Australia v West Indies, 2nd Test, Adelaide, 1st day December 4, 2009

Video reviews mixed on cutting edges

Teapots for two
It has been quite some time since Australian gamesmanship was thrust into the spotlight, but an incident in the 35th over could change all that. Ricky Ponting and Doug Bollinger made no attempt to hide their displeasure when Shivnarine Chanderpaul survived a caught-behind appeal, a decision upheld when sent for review. Despite replays showing daylight between leather and willow, and the usually vociferous Brad Haddin muzzling his appeal, Ponting and Bollinger assumed the "teapot" stance for some time after the decision had been delivered. Ponting continued the conversation with Ian Gould, the square-leg umpire, at the end of the over. Not a happy bunny.

Reviewed and confused
Australia's second video challenge proved altogether more successful, though no less controversial. Hot Spot gave no indication Chanderpaul had edged Shane Watson to Brad Haddin, although the 45 degree replay appeared to show the ball deviating off the outside edge.
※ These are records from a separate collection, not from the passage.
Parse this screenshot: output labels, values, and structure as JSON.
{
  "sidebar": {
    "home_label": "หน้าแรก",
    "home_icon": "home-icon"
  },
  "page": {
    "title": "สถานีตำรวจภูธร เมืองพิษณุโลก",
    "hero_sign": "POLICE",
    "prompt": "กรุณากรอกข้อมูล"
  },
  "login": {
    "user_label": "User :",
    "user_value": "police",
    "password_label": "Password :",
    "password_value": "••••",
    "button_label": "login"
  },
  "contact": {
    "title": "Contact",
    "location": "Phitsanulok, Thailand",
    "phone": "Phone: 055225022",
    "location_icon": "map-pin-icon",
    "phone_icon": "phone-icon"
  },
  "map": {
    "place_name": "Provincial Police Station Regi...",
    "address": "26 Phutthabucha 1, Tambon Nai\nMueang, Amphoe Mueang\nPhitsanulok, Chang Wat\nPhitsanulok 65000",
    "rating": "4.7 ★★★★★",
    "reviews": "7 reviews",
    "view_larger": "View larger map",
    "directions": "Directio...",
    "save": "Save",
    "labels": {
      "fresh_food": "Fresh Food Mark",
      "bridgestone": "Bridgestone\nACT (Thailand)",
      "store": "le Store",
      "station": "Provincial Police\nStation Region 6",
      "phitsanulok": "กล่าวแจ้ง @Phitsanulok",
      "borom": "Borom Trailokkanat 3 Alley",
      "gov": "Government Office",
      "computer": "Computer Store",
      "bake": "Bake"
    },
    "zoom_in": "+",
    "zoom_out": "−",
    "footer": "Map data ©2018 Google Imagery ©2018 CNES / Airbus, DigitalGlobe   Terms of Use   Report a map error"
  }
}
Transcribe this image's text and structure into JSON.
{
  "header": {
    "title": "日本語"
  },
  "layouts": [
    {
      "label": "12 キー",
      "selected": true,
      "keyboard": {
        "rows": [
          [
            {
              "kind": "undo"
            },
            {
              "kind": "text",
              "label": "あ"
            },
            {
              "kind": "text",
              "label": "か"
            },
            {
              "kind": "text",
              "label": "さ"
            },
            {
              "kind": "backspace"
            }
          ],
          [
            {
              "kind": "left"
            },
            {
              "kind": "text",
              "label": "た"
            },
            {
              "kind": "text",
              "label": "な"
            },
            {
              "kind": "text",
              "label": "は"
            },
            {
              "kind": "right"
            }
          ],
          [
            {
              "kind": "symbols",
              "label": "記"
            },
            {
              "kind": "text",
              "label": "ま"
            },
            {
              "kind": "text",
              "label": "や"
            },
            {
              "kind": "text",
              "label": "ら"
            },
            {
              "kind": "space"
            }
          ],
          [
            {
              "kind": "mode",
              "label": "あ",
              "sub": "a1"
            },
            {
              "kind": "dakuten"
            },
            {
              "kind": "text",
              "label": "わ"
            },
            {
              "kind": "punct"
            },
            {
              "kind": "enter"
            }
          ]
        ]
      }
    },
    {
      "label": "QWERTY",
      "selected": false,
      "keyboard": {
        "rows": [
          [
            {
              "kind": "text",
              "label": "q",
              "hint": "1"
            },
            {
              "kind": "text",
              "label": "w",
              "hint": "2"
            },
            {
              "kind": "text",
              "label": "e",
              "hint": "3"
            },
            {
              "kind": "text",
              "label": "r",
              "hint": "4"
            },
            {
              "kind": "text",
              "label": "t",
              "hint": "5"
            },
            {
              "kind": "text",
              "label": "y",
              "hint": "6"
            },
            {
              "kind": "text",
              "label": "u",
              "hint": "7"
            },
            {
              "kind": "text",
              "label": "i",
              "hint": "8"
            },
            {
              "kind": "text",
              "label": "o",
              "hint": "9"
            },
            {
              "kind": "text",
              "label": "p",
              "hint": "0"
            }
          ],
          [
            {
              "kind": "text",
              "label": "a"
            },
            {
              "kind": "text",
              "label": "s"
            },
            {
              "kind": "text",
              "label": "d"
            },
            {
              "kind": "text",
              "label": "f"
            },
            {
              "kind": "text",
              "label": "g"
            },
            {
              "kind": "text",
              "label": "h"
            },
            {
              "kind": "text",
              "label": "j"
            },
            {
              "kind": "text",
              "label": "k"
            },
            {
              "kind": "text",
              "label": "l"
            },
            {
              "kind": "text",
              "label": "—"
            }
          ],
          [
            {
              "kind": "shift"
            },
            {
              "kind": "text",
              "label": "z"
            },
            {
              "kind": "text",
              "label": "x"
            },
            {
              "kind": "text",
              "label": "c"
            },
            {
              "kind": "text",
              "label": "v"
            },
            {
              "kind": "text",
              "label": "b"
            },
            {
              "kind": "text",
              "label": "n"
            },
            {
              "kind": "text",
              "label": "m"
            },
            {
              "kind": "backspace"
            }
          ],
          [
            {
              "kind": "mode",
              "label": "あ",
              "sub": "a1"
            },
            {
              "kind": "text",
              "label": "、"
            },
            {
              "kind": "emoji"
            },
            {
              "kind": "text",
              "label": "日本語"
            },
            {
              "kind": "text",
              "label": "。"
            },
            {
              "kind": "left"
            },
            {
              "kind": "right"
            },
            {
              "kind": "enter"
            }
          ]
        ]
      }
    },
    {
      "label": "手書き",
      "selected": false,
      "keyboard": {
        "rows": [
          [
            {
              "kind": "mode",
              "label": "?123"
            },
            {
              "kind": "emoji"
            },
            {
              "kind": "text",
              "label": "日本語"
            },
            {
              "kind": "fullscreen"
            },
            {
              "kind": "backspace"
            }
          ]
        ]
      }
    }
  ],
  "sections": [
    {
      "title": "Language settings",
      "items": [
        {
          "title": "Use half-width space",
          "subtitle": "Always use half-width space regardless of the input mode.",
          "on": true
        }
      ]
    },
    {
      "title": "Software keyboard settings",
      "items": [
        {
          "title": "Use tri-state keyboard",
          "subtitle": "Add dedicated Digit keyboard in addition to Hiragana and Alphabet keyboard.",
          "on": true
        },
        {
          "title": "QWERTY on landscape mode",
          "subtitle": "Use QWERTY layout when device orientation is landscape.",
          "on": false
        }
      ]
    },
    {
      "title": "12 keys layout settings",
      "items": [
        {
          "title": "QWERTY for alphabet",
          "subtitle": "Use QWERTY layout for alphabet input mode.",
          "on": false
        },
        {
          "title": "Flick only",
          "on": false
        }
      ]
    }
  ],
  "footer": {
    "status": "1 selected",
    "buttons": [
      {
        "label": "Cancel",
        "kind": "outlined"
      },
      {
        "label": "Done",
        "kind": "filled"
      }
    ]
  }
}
That was enough for Asad Rauf to overturn Mark Benson's original not-out decision and send Chanderpaul back to the pavilion for a well-struck 62. Stay tuned for further fall out.

Rental row
Much has been made of the fact Brendan Nash and Mitchell Johnson once rented a house together, but clearly there is no love lost between the room-mates-turned-adversaries. Nash evaded a first-ball bouncer from Johnson at the Gabba last week, and the hostility continued at Adelaide when the paceman drilled his former Queensland team-mate in the forearm with a shorter delivery in the over before lunch. Nash temporarily retired hurt after the blow to receive treatment, sending Dwayne Bravo in to start the second session alongside the unbeaten Shivnarine Chanderpaul.

Gayle blown away
Chris Gayle promised a more gritty batting display from the West Indians prior to the second Test, and the fourth-wicket pairing of Shivnarine Chanderpaul and Dwayne Bravo delivered on the pledge with a determined century stand. Gayle, however, still appeared locked in Twenty20 mode, taking to the Australian new-ball attack with frenetic urgency, highlighted by a straight six off Bollinger in his second over of the day. Bollinger exacted his revenge as Gayle, cutting too close to his body, top edged a shorter delivery into the outstretched glove of Brad Haddin. It is safe to assume that Gayle, who the previous day admitted to not knowing who Bollinger was, is familiar with him now.

The Watson two-step
Shane Watson's footwork has been under intense scrutiny this summer, and so it continued on Friday. But rather than attention centring on Watson's susceptibility to lbw decisions at the top of the order, talk instead focused on the allrounder's enterprising, though ultimately unsuccessful, attempt to reel in a catch off Bravo on the square-leg boundary. Watson caught the ball inside the rope, but with momentum taking him towards the fence, he again released it into the air. Hopes of an Adam Voges-esque catch on the second grab were dashed, however, when he stepped awkwardly over the rope and watched forlornly as the ball lobbed over the boundary for six.

Alex Brown is deputy editor of Cricinfo